    His institutional contributions were also prodigious. Brad enjoyed working hard and felt a strong commitment to program building at UCLA and more broadly in the fields of history and Latin American studies. After completing his education (B.A., University of Iowa, 1954; M.A., Tulane University, 1955; Ph.D., Columbia University, 1964) and following two years of teaching at Rutgers University and the SUNY at Buffalo, he came to the UCLA History Department as an assistant professor in 1964. Other than a brief interlude at Columbia (1967-1969), he spent the remainder of his career at UCLA, retiring as a full professor in 1993. From the outset he was known as a gifted lecturer, and his courses grew steadily in popularity among undergraduate students, many of whom he inspired to major in history. His lower division surveys typically drew 300400 students and his specialized course on Brazil about 200. At the graduate level, at least five students each year benefited from their apprenticeships as his teaching assistants, and by the summer of 1995 dozens had completed Ph.D. dissertations under his direction. His university committee service ranged from Chicano studies to the Film and Television Archive, but his participation in Latin American Center programs was continuous and productive. From 1979 to 1983, he served as the first dean of the Honors Division in the UCLA College of Letters and Science. Off campus his tireless efforts to promote teaching and research in Latin American Studies and history were highlighted by his presidencies of the Pacific Coast Council on Latin American Studies in 1973-1974 and of the Pacific Coast branch of the American Historical Association in 1993-1994.

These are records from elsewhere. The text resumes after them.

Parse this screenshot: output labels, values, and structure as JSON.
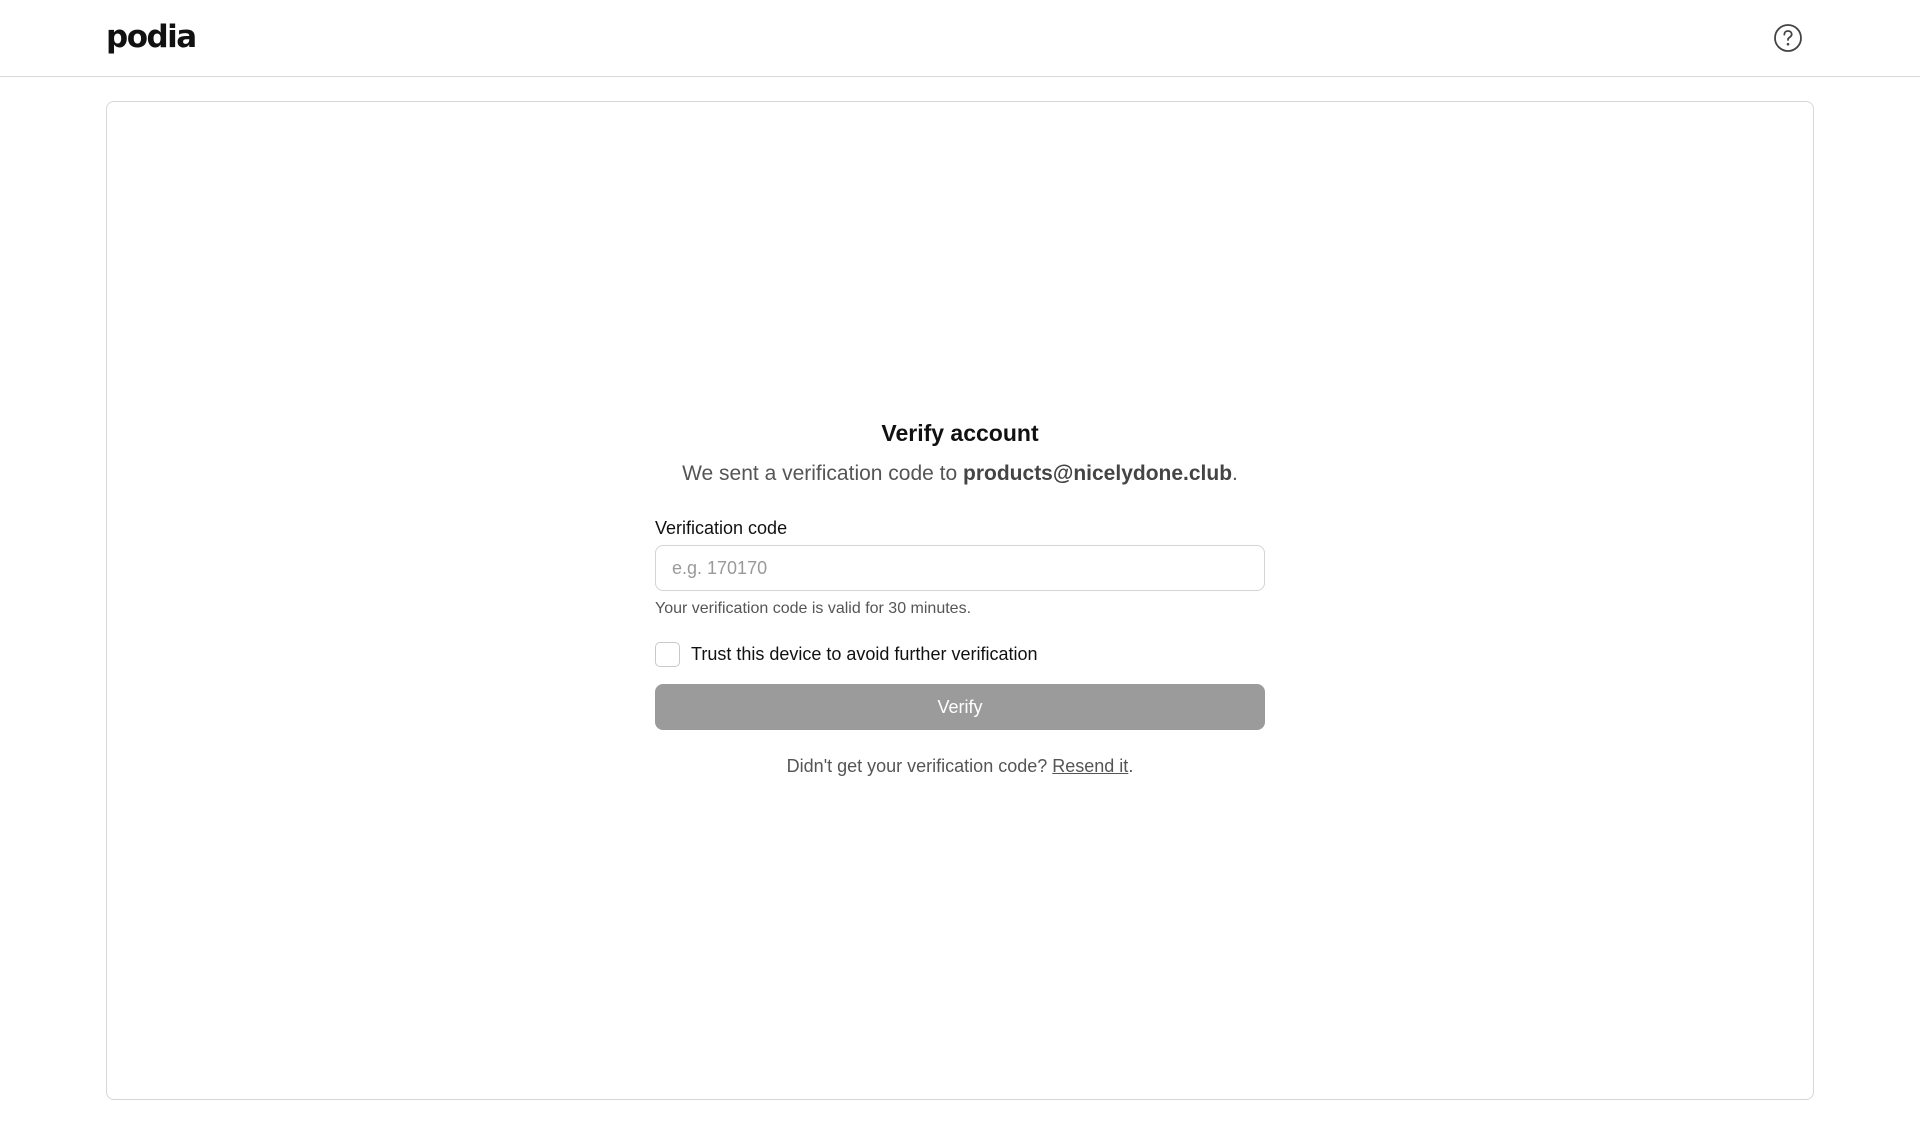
{
  "header": {
    "logo_text": "podia",
    "help_icon": "question-circle-icon"
  },
  "verify": {
    "title": "Verify account",
    "subtitle_prefix": "We sent a verification code to ",
    "email": "products@nicelydone.club",
    "subtitle_suffix": ".",
    "code_label": "Verification code",
    "code_placeholder": "e.g. 170170",
    "code_value": "",
    "code_help": "Your verification code is valid for 30 minutes.",
    "trust_label": "Trust this device to avoid further verification",
    "trust_checked": false,
    "verify_button": "Verify",
    "resend_prefix": "Didn't get your verification code? ",
    "resend_link": "Resend it",
    "resend_suffix": "."
  },
  "colors": {
    "button_disabled_bg": "#9b9b9c",
    "border": "#d6d6d6",
    "muted_text": "#555555"
  }
}
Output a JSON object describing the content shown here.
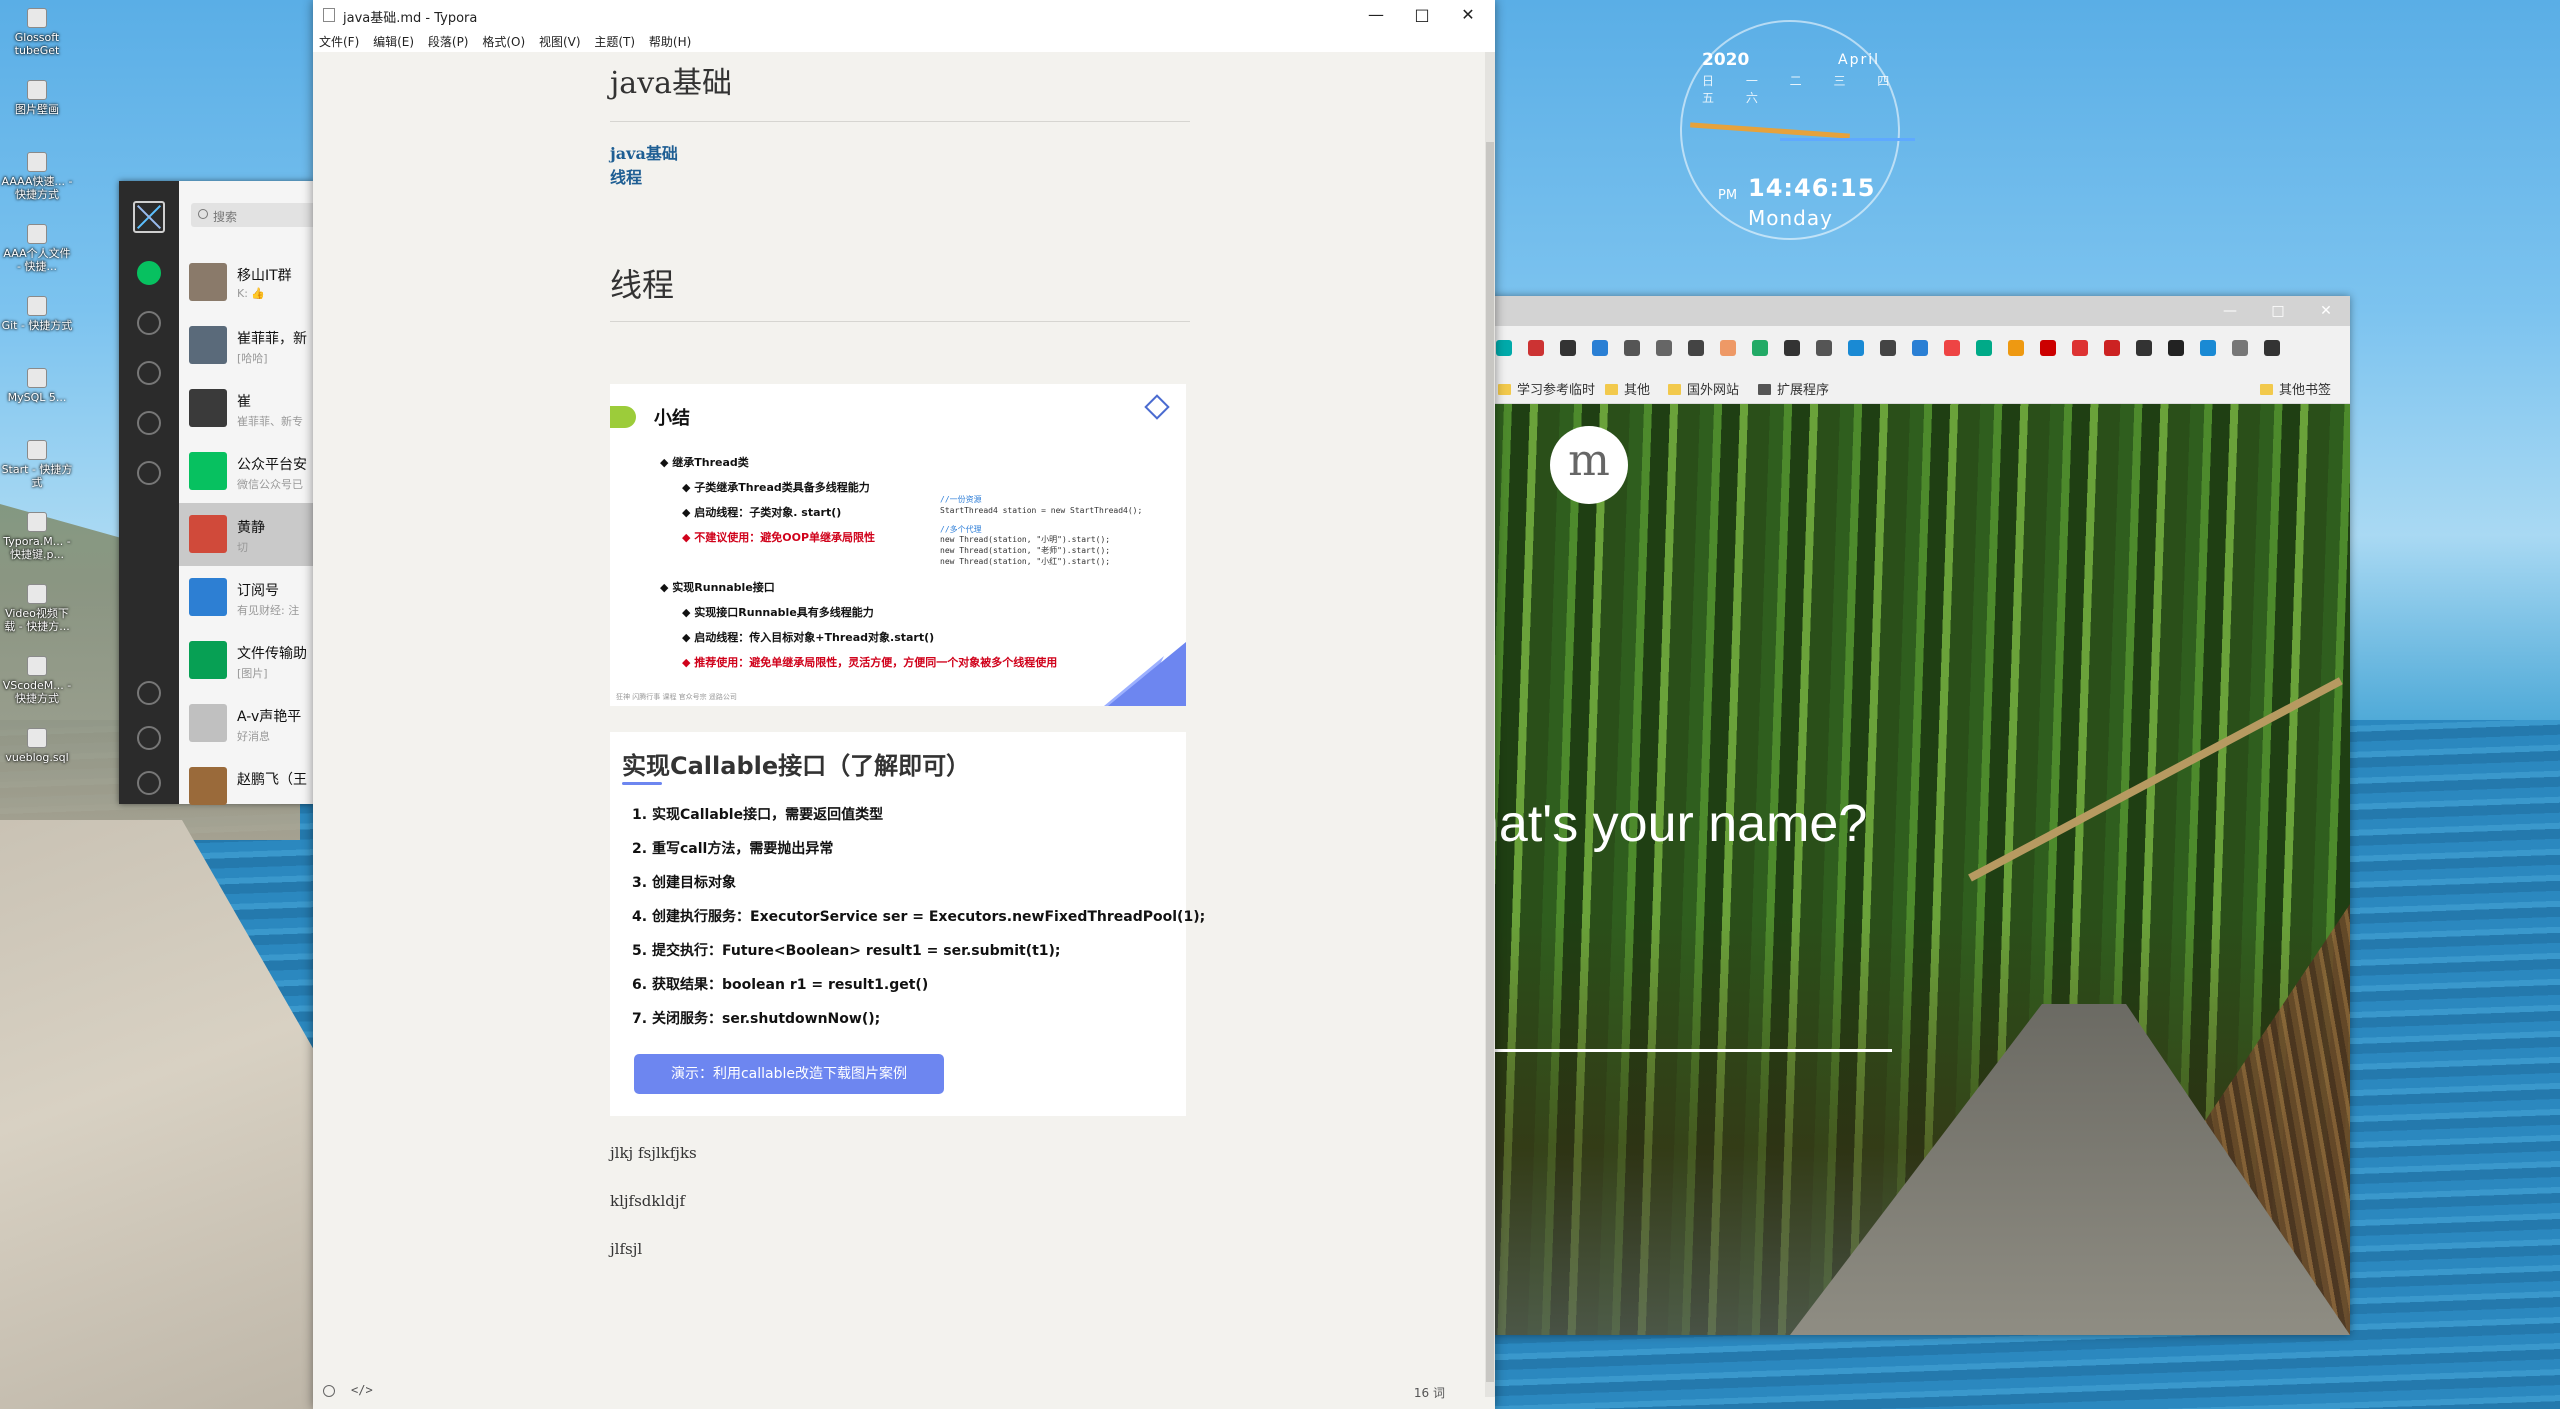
{
  "desktop": {
    "icons": [
      {
        "label": "Glossoft tubeGet"
      },
      {
        "label": "图片壁画"
      },
      {
        "label": "AAAA快速... - 快捷方式"
      },
      {
        "label": "AAA个人文件 - 快捷..."
      },
      {
        "label": "Git - 快捷方式"
      },
      {
        "label": "MySQL 5..."
      },
      {
        "label": "Start - 快捷方式"
      },
      {
        "label": "Typora.M... - 快捷键.p..."
      },
      {
        "label": "Video视频下载 - 快捷方..."
      },
      {
        "label": "VScodeM... - 快捷方式"
      },
      {
        "label": "vueblog.sql"
      }
    ]
  },
  "clock_widget": {
    "year": "2020",
    "month": "April",
    "weekdays": "日 一 二 三 四 五 六",
    "ampm": "PM",
    "time": "14:46:15",
    "day": "Monday"
  },
  "wechat": {
    "search_placeholder": "搜索",
    "chats": [
      {
        "name": "移山IT群",
        "preview": "K: 👍",
        "color": "#8a7a6a"
      },
      {
        "name": "崔菲菲，新",
        "preview": "[哈哈]",
        "color": "#5a6a7a"
      },
      {
        "name": "崔",
        "preview": "崔菲菲、新专",
        "color": "#3a3a3a"
      },
      {
        "name": "公众平台安",
        "preview": "微信公众号已",
        "color": "#07c160"
      },
      {
        "name": "黄静",
        "preview": "切",
        "color": "#d04a3a"
      },
      {
        "name": "订阅号",
        "preview": "有见财经: 注",
        "color": "#2d7fd3"
      },
      {
        "name": "文件传输助",
        "preview": "[图片]",
        "color": "#07a054"
      },
      {
        "name": "A-v声艳平",
        "preview": "好消息",
        "color": "#c0c0c0"
      },
      {
        "name": "赵鹏飞（王",
        "preview": "",
        "color": "#9a6a3a"
      }
    ]
  },
  "browser": {
    "bookmarks": [
      "学习参考临时",
      "其他",
      "国外网站",
      "扩展程序",
      "其他书签"
    ],
    "logo_letter": "m",
    "question": "hat's your name?",
    "window_controls": [
      "—",
      "□",
      "✕"
    ]
  },
  "typora": {
    "window_title": "java基础.md - Typora",
    "window_controls": [
      "—",
      "□",
      "✕"
    ],
    "menu": [
      "文件(F)",
      "编辑(E)",
      "段落(P)",
      "格式(O)",
      "视图(V)",
      "主题(T)",
      "帮助(H)"
    ],
    "h1": "java基础",
    "toc": [
      "java基础",
      "线程"
    ],
    "h1_thread": "线程",
    "slide1": {
      "title": "小结",
      "lines": [
        {
          "text": "◆ 继承Thread类",
          "red": false
        },
        {
          "text": "◆ 子类继承Thread类具备多线程能力",
          "red": false
        },
        {
          "text": "◆ 启动线程：子类对象. start()",
          "red": false
        },
        {
          "text": "◆ 不建议使用：避免OOP单继承局限性",
          "red": true
        },
        {
          "text": "◆ 实现Runnable接口",
          "red": false
        },
        {
          "text": "◆ 实现接口Runnable具有多线程能力",
          "red": false
        },
        {
          "text": "◆ 启动线程：传入目标对象+Thread对象.start()",
          "red": false
        },
        {
          "text": "◆ 推荐使用：避免单继承局限性，灵活方便，方便同一个对象被多个线程使用",
          "red": true
        }
      ],
      "code": [
        {
          "text": "//一份资源",
          "comment": true
        },
        {
          "text": "StartThread4 station = new StartThread4();",
          "comment": false
        },
        {
          "text": "//多个代理",
          "comment": true
        },
        {
          "text": "new Thread(station, \"小明\").start();",
          "comment": false
        },
        {
          "text": "new Thread(station, \"老师\").start();",
          "comment": false
        },
        {
          "text": "new Thread(station, \"小红\").start();",
          "comment": false
        }
      ],
      "footer": "狂神   闪腾行事 课程   官众号宗    遥路公司"
    },
    "slide2": {
      "title": "实现Callable接口（了解即可）",
      "items": [
        {
          "n": "1.",
          "text": "实现Callable接口，需要返回值类型"
        },
        {
          "n": "2.",
          "text": "重写call方法，需要抛出异常"
        },
        {
          "n": "3.",
          "text": "创建目标对象"
        },
        {
          "n": "4.",
          "text": "创建执行服务：ExecutorService ser = Executors.newFixedThreadPool(1);"
        },
        {
          "n": "5.",
          "text": "提交执行：Future<Boolean> result1 = ser.submit(t1);"
        },
        {
          "n": "6.",
          "text": "获取结果：boolean r1 = result1.get()"
        },
        {
          "n": "7.",
          "text": "关闭服务：ser.shutdownNow();"
        }
      ],
      "demo_button": "演示：利用callable改造下载图片案例"
    },
    "paragraphs": [
      "jlkj  fsjlkfjks",
      "kljfsdkldjf",
      "jlfsjl"
    ],
    "status_code_icon": "</>",
    "word_count": "16 词"
  }
}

    Brad remained involved with people and projects until the very end. His book Kinship with the Land: Regionalist Thought in Iowa, in 1894-1942, a history of his home state, was accepted for publication by the University of Iowa Press only in his final months and was issued in winter 196. He also guided his last five graduate students through the completion of their dissertations in the spring and summer of 1995. In the fall, though very ill with terminal liver cancer, he was able to make one final trip - a Mississippi River steamboat excursion, accompanied solely by his 85-year-old mother, Wanda A. Schwandke Burns. As he had wished, Brad died peacefully at home—on December 19, 1995. He is survived by his mother, his sister Karen Burns Kenny, and his longtime friend and companion, David Aguayo.
    Always exuberant but seldom sentimental, Brad was a constant friend and colleague. He enriched the lives of those around him, yet he remained a private person. He was tolerant of the conflicting opinions of others though rarely swayed by them. He was a romantic, even to the point of being quixotic, but at the same time he remained coolheaded with a firm sense of immediate reality. A dreamer, he was very much his own man, cerebral and reserved, who undoubtedly nurtured other enthusiasms that were his alone. We shall miss him.

Ludwig Lauerhass, Jr.